▸ **Entries taken from a collection**
----------------------------------------

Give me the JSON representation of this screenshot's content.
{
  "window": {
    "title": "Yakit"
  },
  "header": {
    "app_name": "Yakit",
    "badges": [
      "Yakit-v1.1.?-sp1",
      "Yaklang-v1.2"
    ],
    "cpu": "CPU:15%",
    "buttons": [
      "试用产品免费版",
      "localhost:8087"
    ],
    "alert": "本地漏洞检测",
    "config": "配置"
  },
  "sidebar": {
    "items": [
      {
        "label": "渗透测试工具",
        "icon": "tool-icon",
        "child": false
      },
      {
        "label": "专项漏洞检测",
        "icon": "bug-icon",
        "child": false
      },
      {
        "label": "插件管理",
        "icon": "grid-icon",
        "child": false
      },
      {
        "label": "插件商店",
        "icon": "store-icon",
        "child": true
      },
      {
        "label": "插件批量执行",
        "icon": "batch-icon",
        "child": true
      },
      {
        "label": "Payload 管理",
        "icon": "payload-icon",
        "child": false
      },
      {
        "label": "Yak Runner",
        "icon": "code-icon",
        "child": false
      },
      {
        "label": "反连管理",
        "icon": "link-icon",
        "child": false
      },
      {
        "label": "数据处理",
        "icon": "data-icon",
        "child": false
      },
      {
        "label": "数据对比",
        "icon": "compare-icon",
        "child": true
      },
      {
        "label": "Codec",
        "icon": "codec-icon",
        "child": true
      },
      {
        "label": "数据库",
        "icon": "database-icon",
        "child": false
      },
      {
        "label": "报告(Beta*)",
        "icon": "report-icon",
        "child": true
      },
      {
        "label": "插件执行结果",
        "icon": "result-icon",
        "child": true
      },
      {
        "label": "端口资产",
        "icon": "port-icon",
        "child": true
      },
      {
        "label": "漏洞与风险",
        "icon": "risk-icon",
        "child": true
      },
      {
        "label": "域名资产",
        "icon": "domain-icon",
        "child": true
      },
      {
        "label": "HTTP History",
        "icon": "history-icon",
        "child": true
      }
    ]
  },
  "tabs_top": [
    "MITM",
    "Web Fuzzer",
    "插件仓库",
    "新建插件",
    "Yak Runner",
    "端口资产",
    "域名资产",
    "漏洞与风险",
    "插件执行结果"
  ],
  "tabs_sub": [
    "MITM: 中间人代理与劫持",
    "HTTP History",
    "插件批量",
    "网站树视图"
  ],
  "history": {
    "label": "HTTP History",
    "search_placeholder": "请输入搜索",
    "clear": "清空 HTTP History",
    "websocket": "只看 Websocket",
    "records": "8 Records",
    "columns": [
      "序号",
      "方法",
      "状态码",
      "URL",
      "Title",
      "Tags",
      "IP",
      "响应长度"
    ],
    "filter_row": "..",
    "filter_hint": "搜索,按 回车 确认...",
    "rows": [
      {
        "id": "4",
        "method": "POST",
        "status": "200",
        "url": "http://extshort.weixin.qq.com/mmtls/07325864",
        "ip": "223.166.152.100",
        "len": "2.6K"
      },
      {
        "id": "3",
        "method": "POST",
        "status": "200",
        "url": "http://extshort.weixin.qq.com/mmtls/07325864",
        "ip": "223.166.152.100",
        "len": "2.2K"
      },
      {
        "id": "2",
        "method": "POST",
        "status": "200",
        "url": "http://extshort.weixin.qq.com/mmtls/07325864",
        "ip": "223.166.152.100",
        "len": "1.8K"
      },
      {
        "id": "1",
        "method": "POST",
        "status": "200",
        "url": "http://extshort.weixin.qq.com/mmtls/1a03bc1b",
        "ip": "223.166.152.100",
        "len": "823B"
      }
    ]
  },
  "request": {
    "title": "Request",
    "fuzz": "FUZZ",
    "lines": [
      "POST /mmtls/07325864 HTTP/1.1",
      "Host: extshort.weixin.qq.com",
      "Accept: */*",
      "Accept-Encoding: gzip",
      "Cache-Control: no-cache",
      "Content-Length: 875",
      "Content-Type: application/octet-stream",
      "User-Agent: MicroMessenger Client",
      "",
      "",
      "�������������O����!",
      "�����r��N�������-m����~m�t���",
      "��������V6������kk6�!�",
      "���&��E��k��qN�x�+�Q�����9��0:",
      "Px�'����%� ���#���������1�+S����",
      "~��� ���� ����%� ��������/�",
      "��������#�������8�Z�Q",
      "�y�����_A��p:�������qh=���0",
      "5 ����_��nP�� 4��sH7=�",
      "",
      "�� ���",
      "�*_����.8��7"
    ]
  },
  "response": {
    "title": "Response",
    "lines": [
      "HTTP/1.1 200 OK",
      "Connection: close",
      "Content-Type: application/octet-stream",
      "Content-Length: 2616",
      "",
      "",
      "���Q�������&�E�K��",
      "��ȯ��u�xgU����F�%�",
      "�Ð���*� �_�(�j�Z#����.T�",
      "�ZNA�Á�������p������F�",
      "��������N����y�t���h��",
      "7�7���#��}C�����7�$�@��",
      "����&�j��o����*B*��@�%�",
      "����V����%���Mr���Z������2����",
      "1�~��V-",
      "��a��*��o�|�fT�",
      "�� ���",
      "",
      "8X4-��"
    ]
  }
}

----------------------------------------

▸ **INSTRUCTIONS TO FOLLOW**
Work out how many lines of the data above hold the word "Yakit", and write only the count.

▸ **PROBLEM SOLUTION**
3